Sunday, 10 February 2008

Targets kill, beware

This excellent Guardian piece succinctly dismantles the government's pathetically stupid target based culture that has been enforced across the whole of the public sector:

"What happens when bad measures drive out good is strikingly described in an article in the current Economic Journal. Investigating the effects of competition in the NHS, Carol Propper and her colleagues made an extraordinary discovery. Under competition, hospitals improved their patient waiting times. At the same time, the death-rate following emergency heart-attack admissions substantially increased. Why? As targets, waiting times were and are measured (and what gets measured gets managed, right?). Emergency heart-attack deaths were not tracked and therefore not managed. Even though no one would argue that the trade-off - shorter waiting times but more deaths - was anything but a travesty of NHS purpose, that's what the choice of measure produced.

As the paper observes: 'It seems unlikely that hospitals deliberately set out to decrease survival rates. What is more likely is that in response to competitive pressures on costs, hospitals cut services that affected [heart-attack] mortality rates, which were unobserved, in order to increase other activities which buyers could better observe.'

In other words, what gets measured, matters. Measures set up incentives that drive people's behaviour. And woe to the organisation when that behaviour is at odds with its purpose. Imagine the cost to NHS morale (one of Deming's unknown and unknowable figures) of the knowledge that managing to the measure resulted in more deaths - the grotesque opposite of its aims. Hospitals are the extreme example of a general case. As such, they allow us a definitive rephrasing of our least favourite management mantra. What gets measured gets managed - so be sure you have the right measures, because the wrong ones kill."

This thinking is based upon this article in the Economic Journal, whose abstract makes the situation rather clear:

"Our results indicate that hospitals in competitive markets reduced unmeasured and unobserved quality in order to improve measured and observed waiting times."

In other words targets are a complete waste of time, not only do they increase the bureaucratic burden but they result in the lowering of standards in anything that is not directly linked to a measured target. The government's answer to this has been to produce more and more targets, but you cannot measure everything, so anything without a target attached is still left to rot, while the system becomes more and more innefficient as the bean counters and bureaucracy proliferates exponentially. Targets need to be decimated.


Dr Xavier Ray said...

We have a wonderful example of this with facet joint injections. If they are done by orthopaedics there is a target for referal-to-treatment waiting time. If the patients need an x-ray there is a target for diagnostics but (and this is really clever) if they are referred to diagnostics for treatment (x-ray guided injections done by a radiologist - no target! Waiting time not even measured.
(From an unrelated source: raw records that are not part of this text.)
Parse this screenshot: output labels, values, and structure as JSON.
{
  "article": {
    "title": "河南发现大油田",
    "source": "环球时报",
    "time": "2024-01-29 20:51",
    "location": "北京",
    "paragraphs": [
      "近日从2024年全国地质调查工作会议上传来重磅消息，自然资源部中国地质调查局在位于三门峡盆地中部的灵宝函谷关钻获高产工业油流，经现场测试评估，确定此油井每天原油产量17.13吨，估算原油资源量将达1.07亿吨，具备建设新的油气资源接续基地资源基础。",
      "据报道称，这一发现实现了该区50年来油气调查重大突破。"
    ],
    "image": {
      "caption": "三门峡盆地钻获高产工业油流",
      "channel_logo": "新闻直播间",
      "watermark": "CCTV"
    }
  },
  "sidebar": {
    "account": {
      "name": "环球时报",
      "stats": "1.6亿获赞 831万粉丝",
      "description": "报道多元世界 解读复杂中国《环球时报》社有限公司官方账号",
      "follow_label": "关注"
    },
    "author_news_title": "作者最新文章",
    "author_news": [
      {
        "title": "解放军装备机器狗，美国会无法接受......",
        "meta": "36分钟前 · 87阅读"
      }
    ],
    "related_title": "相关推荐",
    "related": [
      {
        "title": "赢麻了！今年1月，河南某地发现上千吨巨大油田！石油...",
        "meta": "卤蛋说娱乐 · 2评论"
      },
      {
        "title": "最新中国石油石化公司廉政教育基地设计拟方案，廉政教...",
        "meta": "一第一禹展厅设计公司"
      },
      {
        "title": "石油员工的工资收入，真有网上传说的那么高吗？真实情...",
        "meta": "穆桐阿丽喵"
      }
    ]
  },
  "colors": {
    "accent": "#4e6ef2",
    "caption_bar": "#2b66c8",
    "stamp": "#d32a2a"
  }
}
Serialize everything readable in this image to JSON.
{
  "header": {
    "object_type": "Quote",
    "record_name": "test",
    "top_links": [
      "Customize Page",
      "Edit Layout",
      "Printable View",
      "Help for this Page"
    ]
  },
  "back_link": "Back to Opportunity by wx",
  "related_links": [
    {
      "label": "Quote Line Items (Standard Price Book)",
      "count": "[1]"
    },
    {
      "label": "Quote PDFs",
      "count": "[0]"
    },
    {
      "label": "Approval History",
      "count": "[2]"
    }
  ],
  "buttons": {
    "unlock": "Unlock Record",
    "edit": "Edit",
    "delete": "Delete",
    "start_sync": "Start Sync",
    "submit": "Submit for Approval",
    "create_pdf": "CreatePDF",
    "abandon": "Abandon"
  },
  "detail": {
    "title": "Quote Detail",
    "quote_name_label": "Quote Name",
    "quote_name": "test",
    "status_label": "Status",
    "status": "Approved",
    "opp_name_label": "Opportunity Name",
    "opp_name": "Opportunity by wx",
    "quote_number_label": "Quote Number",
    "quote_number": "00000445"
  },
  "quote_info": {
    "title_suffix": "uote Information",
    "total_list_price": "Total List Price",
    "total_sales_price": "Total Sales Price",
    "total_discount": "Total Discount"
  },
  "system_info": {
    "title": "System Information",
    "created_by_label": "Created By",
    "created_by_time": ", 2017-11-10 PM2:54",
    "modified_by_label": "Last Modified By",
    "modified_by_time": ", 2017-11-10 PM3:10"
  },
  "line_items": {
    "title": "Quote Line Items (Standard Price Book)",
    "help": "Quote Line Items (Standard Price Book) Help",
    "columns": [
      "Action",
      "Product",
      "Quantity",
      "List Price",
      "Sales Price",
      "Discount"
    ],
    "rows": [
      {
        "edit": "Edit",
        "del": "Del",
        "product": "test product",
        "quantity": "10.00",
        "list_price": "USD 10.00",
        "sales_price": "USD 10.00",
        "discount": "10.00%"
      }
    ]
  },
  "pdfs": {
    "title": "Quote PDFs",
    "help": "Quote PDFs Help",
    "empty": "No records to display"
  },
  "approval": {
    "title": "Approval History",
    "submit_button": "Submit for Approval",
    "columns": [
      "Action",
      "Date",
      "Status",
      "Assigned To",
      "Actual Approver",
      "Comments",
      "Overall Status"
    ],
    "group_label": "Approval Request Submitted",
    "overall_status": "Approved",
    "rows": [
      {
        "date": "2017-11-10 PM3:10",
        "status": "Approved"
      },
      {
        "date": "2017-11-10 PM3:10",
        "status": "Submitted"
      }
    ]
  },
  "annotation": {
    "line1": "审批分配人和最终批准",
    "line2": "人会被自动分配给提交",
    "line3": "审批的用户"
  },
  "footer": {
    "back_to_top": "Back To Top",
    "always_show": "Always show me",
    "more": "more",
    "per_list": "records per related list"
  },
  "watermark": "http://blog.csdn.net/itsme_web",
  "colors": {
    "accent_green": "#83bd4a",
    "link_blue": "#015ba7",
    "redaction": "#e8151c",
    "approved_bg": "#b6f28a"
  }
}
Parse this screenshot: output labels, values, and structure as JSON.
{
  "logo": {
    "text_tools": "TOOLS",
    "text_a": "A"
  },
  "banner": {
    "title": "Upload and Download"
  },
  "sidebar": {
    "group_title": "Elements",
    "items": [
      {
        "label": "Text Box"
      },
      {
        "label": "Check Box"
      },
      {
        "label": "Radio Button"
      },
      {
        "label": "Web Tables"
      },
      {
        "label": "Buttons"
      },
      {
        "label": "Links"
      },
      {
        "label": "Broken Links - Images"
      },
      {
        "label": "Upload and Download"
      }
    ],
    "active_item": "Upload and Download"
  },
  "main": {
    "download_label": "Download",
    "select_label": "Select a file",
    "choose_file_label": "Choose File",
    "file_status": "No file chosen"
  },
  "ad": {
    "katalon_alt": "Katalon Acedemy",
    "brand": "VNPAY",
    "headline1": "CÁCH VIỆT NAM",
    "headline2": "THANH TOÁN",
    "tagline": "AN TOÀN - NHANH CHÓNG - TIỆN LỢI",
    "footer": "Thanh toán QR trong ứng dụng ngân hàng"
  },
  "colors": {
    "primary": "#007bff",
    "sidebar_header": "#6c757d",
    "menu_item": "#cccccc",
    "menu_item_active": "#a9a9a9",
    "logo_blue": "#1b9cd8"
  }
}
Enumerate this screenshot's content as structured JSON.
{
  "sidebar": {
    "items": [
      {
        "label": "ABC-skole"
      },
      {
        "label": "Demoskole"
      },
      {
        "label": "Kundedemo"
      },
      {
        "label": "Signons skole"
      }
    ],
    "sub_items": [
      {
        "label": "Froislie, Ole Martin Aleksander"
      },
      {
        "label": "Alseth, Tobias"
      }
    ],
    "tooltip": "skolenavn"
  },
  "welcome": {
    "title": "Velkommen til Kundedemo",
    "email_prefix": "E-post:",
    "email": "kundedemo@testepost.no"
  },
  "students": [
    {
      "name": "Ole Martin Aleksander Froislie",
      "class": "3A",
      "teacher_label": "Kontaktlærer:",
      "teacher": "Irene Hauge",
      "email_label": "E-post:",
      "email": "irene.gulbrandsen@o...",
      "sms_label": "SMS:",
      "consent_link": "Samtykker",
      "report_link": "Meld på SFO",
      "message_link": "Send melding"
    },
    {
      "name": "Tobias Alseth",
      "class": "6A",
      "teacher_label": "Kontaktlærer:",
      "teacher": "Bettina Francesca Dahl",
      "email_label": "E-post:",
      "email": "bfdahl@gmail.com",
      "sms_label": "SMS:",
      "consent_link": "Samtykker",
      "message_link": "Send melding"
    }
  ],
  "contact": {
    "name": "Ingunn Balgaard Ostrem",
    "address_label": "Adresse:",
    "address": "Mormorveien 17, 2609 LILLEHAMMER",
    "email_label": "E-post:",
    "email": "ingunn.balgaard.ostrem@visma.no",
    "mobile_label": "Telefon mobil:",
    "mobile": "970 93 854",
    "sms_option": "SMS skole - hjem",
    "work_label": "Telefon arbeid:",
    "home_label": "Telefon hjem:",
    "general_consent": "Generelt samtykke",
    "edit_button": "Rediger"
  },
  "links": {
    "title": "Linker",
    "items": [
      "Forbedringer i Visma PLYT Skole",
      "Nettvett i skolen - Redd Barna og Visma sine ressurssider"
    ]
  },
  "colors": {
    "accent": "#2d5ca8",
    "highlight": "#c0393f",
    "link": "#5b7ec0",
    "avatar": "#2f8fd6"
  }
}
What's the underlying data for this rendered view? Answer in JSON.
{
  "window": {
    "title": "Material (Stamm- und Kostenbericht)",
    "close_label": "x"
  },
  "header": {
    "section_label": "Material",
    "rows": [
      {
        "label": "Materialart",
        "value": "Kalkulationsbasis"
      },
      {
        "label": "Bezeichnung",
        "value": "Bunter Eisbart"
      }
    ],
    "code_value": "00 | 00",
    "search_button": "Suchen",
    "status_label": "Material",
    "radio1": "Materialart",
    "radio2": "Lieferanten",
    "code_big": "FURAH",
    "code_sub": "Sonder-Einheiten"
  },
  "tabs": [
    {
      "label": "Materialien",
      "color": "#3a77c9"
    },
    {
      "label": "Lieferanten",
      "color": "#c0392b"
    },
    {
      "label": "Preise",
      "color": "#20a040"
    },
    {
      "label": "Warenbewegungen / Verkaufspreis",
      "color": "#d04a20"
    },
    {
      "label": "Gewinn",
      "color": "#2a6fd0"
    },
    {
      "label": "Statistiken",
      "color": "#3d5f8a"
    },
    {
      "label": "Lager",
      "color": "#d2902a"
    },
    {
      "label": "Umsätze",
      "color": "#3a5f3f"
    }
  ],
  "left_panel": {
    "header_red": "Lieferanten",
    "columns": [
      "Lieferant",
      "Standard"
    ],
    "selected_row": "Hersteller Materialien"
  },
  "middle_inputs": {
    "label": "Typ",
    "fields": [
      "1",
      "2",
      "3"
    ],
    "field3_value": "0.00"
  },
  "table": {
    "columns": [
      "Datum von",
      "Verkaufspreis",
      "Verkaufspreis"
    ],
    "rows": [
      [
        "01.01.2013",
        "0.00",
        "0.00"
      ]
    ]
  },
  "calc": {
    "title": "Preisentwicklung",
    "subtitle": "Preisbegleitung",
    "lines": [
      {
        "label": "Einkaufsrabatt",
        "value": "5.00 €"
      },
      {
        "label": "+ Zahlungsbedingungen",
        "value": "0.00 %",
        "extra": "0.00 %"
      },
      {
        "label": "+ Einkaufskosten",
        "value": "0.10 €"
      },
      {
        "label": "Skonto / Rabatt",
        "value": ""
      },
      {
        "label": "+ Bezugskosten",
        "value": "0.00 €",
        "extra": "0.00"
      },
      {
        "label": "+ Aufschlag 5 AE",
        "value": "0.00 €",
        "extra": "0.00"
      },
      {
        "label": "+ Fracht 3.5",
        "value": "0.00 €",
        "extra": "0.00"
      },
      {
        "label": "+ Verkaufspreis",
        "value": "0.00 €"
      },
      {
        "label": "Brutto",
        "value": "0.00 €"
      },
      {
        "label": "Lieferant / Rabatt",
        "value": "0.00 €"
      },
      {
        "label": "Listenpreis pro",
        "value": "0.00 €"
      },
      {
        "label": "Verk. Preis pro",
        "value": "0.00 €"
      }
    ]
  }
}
Anonymous said...

The real problem is that there's no free market in medicine in the UK. In a free market, if 'McHospital' was offering lousy service, people would go to 'Doctor Hut' for treatment instead; but with socialised medicine they have no such choice... they're forced to pay for the NHS, so unless they're rich they're stuck with using it no matter how bad it gets.

So without competition and consumer choice, governments impose 'targets' to try to ensure that taxpayers get something resembling decent treatment at a decent price (at least enough that they won't be pissed off enough to vote the government out). The problem is that the targets are set by bureaucrats and not Joe Public, so, as you say, management end up gaming the system to find any way they can to meet targets which bear little resemblance to what the taxpayers actually want them to do.

As Hayek and friends pointed out decades ago, central planners cannot manage a system better than a free market because they cannot, even in theory, collect and process the information required to do so; the current 'target culture' is a glaring demonstration of that... the more information they collect and the more targets they set, the worse government 'services' become.

Garth Marenghi said...

The 'free market' is no utopian vision.

The 'free market' sttle system in the US is more bureaucratic and inefficient that our system!

The best system must be well managed and sensibly regulated, and it must have a good balance between private and public sectors.

Targets set by joe public would be an even bigger disaster, as Joe Public is even less informed than the bureaucrats and targets do not work, even if they are 'sensible targets'.

There is no utopian system.

However we could build on what we do well, rather than engaging in rapid stupid ideological reform.